___ Material for this task

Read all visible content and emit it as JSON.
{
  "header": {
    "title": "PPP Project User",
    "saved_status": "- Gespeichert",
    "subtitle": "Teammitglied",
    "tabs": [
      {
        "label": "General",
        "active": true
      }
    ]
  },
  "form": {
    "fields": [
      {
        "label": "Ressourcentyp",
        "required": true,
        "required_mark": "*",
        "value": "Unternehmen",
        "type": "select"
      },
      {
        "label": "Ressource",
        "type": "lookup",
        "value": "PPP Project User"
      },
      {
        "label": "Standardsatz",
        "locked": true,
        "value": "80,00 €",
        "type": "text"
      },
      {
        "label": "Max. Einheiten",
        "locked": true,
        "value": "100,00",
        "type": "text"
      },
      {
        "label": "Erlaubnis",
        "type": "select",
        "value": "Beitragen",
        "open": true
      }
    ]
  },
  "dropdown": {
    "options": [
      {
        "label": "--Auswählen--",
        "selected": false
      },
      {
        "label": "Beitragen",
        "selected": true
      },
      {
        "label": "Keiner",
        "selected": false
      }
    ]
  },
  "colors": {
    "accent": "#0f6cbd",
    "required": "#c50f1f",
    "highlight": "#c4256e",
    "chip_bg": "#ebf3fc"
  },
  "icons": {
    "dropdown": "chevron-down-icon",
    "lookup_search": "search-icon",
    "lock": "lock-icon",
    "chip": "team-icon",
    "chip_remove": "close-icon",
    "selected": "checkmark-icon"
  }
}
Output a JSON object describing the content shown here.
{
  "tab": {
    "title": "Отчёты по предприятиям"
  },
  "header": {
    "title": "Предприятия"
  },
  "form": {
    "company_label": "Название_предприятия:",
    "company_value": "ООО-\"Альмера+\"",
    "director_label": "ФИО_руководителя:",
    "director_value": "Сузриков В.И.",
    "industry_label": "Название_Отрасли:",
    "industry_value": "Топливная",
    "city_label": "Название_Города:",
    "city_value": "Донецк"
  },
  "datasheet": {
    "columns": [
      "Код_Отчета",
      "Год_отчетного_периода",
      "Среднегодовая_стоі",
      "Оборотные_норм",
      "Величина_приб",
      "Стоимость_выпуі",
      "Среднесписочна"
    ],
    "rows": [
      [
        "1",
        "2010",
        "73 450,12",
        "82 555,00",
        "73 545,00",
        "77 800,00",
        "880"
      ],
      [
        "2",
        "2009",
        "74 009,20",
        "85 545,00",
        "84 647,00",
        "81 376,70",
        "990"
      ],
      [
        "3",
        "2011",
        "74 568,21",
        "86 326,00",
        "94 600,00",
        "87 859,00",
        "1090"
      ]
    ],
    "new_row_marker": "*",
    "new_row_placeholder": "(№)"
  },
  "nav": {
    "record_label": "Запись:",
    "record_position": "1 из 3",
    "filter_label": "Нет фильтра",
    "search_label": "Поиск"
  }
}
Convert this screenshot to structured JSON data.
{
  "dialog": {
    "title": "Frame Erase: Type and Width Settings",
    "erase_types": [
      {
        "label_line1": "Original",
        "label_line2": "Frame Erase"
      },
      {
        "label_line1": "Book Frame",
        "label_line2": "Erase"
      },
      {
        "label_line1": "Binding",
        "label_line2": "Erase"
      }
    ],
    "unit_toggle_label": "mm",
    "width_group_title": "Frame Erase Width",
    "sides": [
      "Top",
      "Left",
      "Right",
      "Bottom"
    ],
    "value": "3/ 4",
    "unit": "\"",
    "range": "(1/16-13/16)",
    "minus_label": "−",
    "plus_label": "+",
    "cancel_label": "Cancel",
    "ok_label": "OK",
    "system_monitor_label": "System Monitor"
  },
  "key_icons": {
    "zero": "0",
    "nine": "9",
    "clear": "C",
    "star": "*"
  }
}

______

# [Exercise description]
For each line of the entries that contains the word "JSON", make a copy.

# [Problem solution]
Read all visible content and emit it as JSON.
Output a JSON object describing the content shown here.
Convert this screenshot to structured JSON data.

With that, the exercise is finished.